» **Your task**
Search the data for the string "value" and extract every line where it appears.

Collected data
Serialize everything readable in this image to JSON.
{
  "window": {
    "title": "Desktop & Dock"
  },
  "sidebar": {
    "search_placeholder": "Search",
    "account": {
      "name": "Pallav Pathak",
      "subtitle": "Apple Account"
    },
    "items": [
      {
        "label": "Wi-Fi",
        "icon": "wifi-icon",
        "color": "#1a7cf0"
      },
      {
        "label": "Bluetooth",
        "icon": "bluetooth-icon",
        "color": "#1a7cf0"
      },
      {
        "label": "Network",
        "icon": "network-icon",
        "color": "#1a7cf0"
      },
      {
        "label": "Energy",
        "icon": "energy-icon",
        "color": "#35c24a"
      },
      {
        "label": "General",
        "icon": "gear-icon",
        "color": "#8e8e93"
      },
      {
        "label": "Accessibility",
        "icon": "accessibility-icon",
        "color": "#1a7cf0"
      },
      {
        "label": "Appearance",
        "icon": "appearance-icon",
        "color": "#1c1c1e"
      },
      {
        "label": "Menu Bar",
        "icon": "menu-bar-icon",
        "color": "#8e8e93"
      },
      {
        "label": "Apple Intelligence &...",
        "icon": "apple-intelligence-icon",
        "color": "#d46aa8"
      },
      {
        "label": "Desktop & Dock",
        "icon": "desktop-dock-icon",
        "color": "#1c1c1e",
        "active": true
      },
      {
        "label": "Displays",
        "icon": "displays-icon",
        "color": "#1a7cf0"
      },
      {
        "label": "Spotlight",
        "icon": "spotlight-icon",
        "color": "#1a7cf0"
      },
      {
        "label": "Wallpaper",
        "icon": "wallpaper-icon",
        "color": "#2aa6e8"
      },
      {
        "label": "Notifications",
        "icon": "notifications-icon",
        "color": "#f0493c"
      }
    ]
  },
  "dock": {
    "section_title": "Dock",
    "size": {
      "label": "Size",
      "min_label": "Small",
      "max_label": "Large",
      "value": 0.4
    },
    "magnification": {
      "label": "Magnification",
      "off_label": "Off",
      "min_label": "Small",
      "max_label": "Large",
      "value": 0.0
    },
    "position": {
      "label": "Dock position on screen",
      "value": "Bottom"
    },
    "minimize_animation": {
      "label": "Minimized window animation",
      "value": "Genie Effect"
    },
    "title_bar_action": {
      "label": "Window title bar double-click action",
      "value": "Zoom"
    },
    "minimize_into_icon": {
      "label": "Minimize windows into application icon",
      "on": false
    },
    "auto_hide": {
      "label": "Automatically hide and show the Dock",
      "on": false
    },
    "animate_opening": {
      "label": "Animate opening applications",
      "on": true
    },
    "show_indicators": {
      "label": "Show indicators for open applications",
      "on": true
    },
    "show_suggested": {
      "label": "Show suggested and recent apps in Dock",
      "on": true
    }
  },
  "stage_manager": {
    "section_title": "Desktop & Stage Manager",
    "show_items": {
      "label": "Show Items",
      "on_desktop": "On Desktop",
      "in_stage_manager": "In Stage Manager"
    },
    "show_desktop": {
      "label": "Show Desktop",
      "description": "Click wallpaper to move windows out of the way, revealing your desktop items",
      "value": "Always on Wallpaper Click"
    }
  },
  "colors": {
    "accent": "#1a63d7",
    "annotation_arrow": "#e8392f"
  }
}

» **Solution to the exercise**
      "value": 0.4
      "value": 0.0
      "value": "Bottom"
      "value": "Genie Effect"
      "value": "Zoom"
      "value": "Always on Wallpaper Click"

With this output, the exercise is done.